Political Crosswinds: The American Library Association’s Controversial Chapter

By FOCUS, a Leonine Business

The American Library Association (ALA), the oldest and largest nonprofit trade organization for libraries, is facing a growing tide of opposition following statements from its leadership and alleged associations.

Emily Drabinski stirred controversy with a since-deleted post on “X,” the website formerly known as Twitter, after her election in April 2022. In the post, she identified herself as a “Marxist lesbian” and expressed her excitement for the collective power she believes can forge a better world. Assuming the ALA presidency in July, for a one-year term, Drabinski articulated her vision to leverage the organization for socio-political transformation. This evoked concerns from several conservative groups and political figures regarding the association’s perceived ideological leanings.

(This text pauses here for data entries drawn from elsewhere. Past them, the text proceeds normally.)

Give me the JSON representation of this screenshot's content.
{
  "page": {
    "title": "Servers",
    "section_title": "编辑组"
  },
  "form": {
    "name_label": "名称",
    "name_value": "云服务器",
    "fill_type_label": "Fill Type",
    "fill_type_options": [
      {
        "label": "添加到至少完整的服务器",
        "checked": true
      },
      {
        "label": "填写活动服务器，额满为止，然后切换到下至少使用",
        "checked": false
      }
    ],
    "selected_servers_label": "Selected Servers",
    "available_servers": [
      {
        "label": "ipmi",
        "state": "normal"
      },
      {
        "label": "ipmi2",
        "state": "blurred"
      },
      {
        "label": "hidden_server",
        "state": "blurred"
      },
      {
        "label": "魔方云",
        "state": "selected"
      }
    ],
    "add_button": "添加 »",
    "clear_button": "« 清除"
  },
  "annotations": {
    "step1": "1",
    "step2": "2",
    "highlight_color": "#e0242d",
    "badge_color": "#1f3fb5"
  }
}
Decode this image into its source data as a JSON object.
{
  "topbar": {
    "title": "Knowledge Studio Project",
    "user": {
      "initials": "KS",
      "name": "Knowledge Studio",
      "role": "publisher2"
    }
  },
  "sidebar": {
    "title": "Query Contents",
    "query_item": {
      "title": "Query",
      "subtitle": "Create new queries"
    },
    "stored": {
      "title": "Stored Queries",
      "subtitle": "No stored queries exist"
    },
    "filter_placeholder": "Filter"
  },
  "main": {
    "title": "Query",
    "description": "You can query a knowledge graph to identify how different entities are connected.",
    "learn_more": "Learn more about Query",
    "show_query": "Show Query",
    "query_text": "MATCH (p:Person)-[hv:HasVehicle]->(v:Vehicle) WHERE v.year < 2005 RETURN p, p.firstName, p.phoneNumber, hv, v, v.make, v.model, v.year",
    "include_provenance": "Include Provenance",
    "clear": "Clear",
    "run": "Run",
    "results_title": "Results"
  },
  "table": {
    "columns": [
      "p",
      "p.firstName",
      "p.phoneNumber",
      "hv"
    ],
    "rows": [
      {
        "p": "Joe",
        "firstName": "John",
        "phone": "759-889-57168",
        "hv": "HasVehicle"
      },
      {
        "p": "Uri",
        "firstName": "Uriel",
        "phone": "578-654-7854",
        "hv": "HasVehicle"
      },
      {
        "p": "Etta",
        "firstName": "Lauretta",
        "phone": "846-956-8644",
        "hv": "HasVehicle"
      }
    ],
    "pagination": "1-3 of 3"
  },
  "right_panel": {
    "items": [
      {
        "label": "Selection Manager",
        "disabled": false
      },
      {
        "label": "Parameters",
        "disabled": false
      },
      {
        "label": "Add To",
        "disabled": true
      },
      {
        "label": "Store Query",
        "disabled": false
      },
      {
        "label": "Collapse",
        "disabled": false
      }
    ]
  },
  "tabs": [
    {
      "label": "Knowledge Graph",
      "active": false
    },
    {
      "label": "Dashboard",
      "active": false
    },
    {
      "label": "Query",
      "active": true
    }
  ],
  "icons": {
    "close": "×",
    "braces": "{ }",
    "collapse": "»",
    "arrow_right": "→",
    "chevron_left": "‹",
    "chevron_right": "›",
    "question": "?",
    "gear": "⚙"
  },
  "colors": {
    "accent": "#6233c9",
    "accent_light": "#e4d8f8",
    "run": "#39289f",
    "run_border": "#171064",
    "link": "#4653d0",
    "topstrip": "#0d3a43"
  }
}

Montana was the first to withdraw from the ALA on July 11, which quickly drew the attention of conservative media outlets nationwide, reports the Montana Free Press. The Texas State Library and Archives Commission followed suit; Rep. Brian Harrison, R-Waxahachie, announced the separation on August 17, specifically citing concerns over the ALA’s direction and the use of taxpayer funds for perceived “indoctrination,” reports The Texan.

Across the nation, Republican officials in several states, including Arizona, Georgia, Idaho, Illinois, Louisiana, Pennsylvania, South Carolina and Wyoming, are also considering withdrawing from the ALA, reports NBC. These states are responding to concerns raised by their state Freedom Caucuses about the ALA’s leadership, its support for certain events and authors, and its alleged stance on certain issues.

Further escalating the controversy, U.S. Republican Senators Marco Rubio, Kevin Cramer, and Mike Braun penned a letter on July 28 demanding a suspension of the ALA’s federal funding. Their grievance revolved around allegations that the ALA was denying event space to the conservative Christian publisher, Brave Books. However, the library in question has since refuted this claim, reports News 19.

Despite the turbulence, the ALA remains steadfast in its support for Drabinski. They reinforced this in a recent post on “X,” emphasizing that the president’s personal views don’t dictate the association’s direction. Libraries have always been sanctuaries of knowledge and the ALA’s mission of providing unhindered access to information remains unwavering. Amid discussions of freedom of speech, censorship and institutional influence, the ALA’s journey may indicate the evolution of libraries as national political realms. FOCUS will continue to monitor changes to states’ affiliation with the ALA and the effect on libraries nationwide.